Copy out each entry below verbatim, skipping the images.

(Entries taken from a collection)
****
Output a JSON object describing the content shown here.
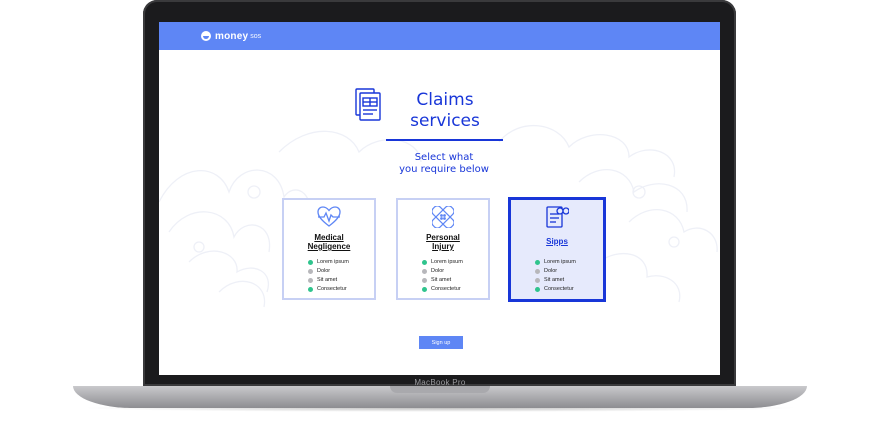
{
  "device": {
    "model_label": "MacBook Pro"
  },
  "app": {
    "logo_name": "money",
    "logo_suffix": "sos",
    "title_line1": "Claims",
    "title_line2": "services",
    "subtitle_line1": "Select what",
    "subtitle_line2": "you require below",
    "signup_label": "Sign up"
  },
  "colors": {
    "brand_blue": "#5e86f5",
    "accent_blue": "#1836d8",
    "check_green": "#2fc48d",
    "disabled_gray": "#b7b7bb"
  },
  "cards": [
    {
      "title_line1": "Medical",
      "title_line2": "Negligence",
      "icon": "heartbeat-icon",
      "selected": false,
      "features": [
        {
          "label": "Lorem ipsum",
          "included": true
        },
        {
          "label": "Dolor",
          "included": false
        },
        {
          "label": "Sit amet",
          "included": false
        },
        {
          "label": "Consectetur",
          "included": true
        }
      ]
    },
    {
      "title_line1": "Personal",
      "title_line2": "Injury",
      "icon": "bandage-icon",
      "selected": false,
      "features": [
        {
          "label": "Lorem ipsum",
          "included": true
        },
        {
          "label": "Dolor",
          "included": false
        },
        {
          "label": "Sit amet",
          "included": false
        },
        {
          "label": "Consectetur",
          "included": true
        }
      ]
    },
    {
      "title_line1": "Sipps",
      "title_line2": "",
      "icon": "pension-document-icon",
      "selected": true,
      "features": [
        {
          "label": "Lorem ipsum",
          "included": true
        },
        {
          "label": "Dolor",
          "included": false
        },
        {
          "label": "Sit amet",
          "included": false
        },
        {
          "label": "Consectetur",
          "included": true
        }
      ]
    }
  ]
}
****
*Solution:*
Output a JSON object describing the content shown here.
{
  "device": {
    "model_label": "MacBook Pro"
  },
  "app": {
    "logo_name": "money",
    "logo_suffix": "sos",
    "title_line1": "Claims",
    "title_line2": "services",
    "subtitle_line1": "Select what",
    "subtitle_line2": "you require below",
    "signup_label": "Sign up"
  },
  "colors": {
    "brand_blue": "#5e86f5",
    "accent_blue": "#1836d8",
    "check_green": "#2fc48d",
    "disabled_gray": "#b7b7bb"
  },
  "cards": [
    {
      "title_line1": "Medical",
      "title_line2": "Negligence",
      "icon": "heartbeat-icon",
      "selected": false,
      "features": [
        {
          "label": "Lorem ipsum",
          "included": true
        },
        {
          "label": "Dolor",
          "included": false
        },
        {
          "label": "Sit amet",
          "included": false
        },
        {
          "label": "Consectetur",
          "included": true
        }
      ]
    },
    {
      "title_line1": "Personal",
      "title_line2": "Injury",
      "icon": "bandage-icon",
      "selected": false,
      "features": [
        {
          "label": "Lorem ipsum",
          "included": true
        },
        {
          "label": "Dolor",
          "included": false
        },
        {
          "label": "Sit amet",
          "included": false
        },
        {
          "label": "Consectetur",
          "included": true
        }
      ]
    },
    {
      "title_line1": "Sipps",
      "title_line2": "",
      "icon": "pension-document-icon",
      "selected": true,
      "features": [
        {
          "label": "Lorem ipsum",
          "included": true
        },
        {
          "label": "Dolor",
          "included": false
        },
        {
          "label": "Sit amet",
          "included": false
        },
        {
          "label": "Consectetur",
          "included": true
        }
      ]
    }
  ]
}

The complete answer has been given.